Pulse on blu-ray
In the offices of Tokyo's Sunny Plant Sales, Michi (Kumiko Asô) tells coworkers Junko (Kurume Arisaka) and Yabe (Masatoshi Matsuo) she's gotten the creeps. She's concerned that Taguchi (Kenji Mizuhashi) hasn't returned with a hard drive he was working on, so heads to his apartment. Her instincts are justified when she finds Taguchi reflected in his monitor and the young man hangs himself. In another part of the city, college student Kawashima (Haruhiko Katô) inserts a disk to set up an Internet connection, but unplugs everything when strange images appear and he is asked 'Would you like to meet a ghost?' Arrow Video releases writer/director Kiyoshi Kurosawa's ("Cure," "Tokyo Sonata") 2001 classic "Pulse" for the first time on blu-ray.
Laura's Review: B
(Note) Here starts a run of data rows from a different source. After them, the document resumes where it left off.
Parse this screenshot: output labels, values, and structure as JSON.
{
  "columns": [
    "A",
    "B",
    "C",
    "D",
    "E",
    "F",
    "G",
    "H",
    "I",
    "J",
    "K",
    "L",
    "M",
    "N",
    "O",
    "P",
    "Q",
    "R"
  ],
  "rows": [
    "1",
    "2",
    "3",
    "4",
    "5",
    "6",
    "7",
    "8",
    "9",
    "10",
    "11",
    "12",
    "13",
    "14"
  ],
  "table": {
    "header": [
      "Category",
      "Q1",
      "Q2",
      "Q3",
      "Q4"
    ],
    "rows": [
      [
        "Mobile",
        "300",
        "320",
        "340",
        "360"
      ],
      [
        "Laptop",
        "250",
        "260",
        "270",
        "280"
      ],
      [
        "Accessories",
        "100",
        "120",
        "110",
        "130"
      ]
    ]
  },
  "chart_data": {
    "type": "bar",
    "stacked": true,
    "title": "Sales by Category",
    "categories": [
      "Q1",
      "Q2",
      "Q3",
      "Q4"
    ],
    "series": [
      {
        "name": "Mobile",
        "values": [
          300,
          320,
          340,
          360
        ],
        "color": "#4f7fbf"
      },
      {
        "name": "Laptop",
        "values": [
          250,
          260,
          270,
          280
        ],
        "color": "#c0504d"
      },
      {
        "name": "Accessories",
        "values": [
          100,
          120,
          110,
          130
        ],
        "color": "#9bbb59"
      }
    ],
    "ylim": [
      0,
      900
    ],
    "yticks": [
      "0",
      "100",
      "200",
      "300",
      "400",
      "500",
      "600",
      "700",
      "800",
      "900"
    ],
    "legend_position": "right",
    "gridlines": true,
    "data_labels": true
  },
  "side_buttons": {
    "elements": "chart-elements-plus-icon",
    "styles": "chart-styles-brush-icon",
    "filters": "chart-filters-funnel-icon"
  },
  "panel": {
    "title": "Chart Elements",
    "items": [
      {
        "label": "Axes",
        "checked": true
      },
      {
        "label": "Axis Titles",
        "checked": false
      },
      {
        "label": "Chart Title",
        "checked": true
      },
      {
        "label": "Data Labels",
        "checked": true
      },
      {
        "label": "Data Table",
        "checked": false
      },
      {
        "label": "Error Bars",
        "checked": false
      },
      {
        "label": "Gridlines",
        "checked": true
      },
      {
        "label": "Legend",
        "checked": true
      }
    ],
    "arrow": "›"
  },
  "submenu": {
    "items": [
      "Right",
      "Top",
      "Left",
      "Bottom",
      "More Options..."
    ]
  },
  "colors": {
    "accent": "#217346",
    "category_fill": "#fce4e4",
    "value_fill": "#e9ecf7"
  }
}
Kurosawa's films embed social criticism within genre and his "Pulse" is a prescient metaphor for the alienating effect of Internet connectedness. This existensial horror film has roots in German Expressionism and David Lynch as well as the J-Horror movement it helped spawn, Kurosawa's unsettling visuals featuring disjointed, shadowy human movement with sound that maximizes unnerving everyday clangs and modem noise by surrounding them with silence. While Michi and Kawashima animatedly search for the truth, the shrinking population of Tokyo more and more resembles the somnambulant dejected who stare back from computer screens. We first meet Michi alone, staring off into a vast expanse of stormy ocean from the deck of a ship. The entire film is a flashback, explaining how she came to be there. After Taguchi's suicide, Yabe goes to investigate. Ignoring a printed warning, he removes the red tape from around a door to the Forbidden Room, encountering a woman who shuffles towards him in fits and starts, her limbs at awkward angles. He is terrified and manages to escape, only to disappear, a black smudgy outline the only evidence of his former existence. When Kawashima's computer begins turning on by itself, the self-professed Luddite goes to the computer lab looking for help. Harue (Koyuki, "The Last Samurai") gives him instructions on bookmarking and screen printing, eventually agreeing to go to his apartment and see for herself. When he finds her next, she's in the school library reading a book on phantoms as one eerily glides through the stacks. Kawashima's obviously attracted to Harue, but she maintains a distance. As more and more people commit suicide or disappear Michi crosses paths with Kawashima and head to an abandoned warehouse they believe is the source of the ghostly summons, only to witness more tragedy. A plane plummets into the neighborhood. Black smoke rises on the landscape. The two make their way to the ship, its only other passenger its captain (Kôji Yakusho, "Shall We Dance?," "13 Assassins"). Haruhiko Katô shines, his unconventional economics student endearing. As the film's lone stranger to technology, his character is the most 'alive' in the film, the one most intent on forming face-to-face relationships. He comforts Harue by taking her hand before becoming Michi's only friend. But as Kurosawa's projected a world where the living and dead have become interchangeable, he's directed performances of decreasing engagement. His images may be creepy, but the fear he creates is of loneliness. When Michi calls her mother, the calls is answered, but no one responds. It's as chilling as the ghosts we do see. Cinematography by Jun'ichirô Hayashi ("Ringu," "Dark Water") features a palette best described as sickly industrial murk, ghostly images appearing like fifth generation videotape - until we see their eyes shine in eerie closeups. Original Music by Takefumi Haketa and Makio Ika's sound add to the doom and gloom. Some subpar CGI dates the film, but its use to achieve a stunt jump is seamless. The Blu-ray: The blu-ray doesn't deliver much of a visual bump as the original film relies on murky images but it is loaded with extras, many exclusive to Arrow's new release. In a 45 minute interview from May, 2016, Kurosawa talks about breaking into the business via pink films, TV dramas and direct-to-video movies, 'slow' Japanese vs. 'explosive' American film ghosts and the Japanese historical regard of cities as impermanent. He also talks about the influence of Tobe Hooper, whose filmography outside of "The Texas Chainsaw Massacre" he believes underrated with Hooper's "The Funhouse" not only one of his favorites, but an influence on his warehouse scene. The piece is only marred by frequent use of out of context "Pulse" clips. A concurrent 25 minute interview with Hayashi is of less interest, the cinematographer spending more time noting Kurosawa's weirdness and his disagreements with the director's choices than how he actually shot "Pulse." A 17 minute piece with director Adam Wingard ("You're Next") and "Blair Witch" writer Simon Barrett notes their nostalgia for VCDs and Kurosawa's influence. There is an archival Making Of featurette which showcases Kurosawa building scenes with his actors and breakdowns of four special effects scenes plus trailers, TV spots and more. Grade: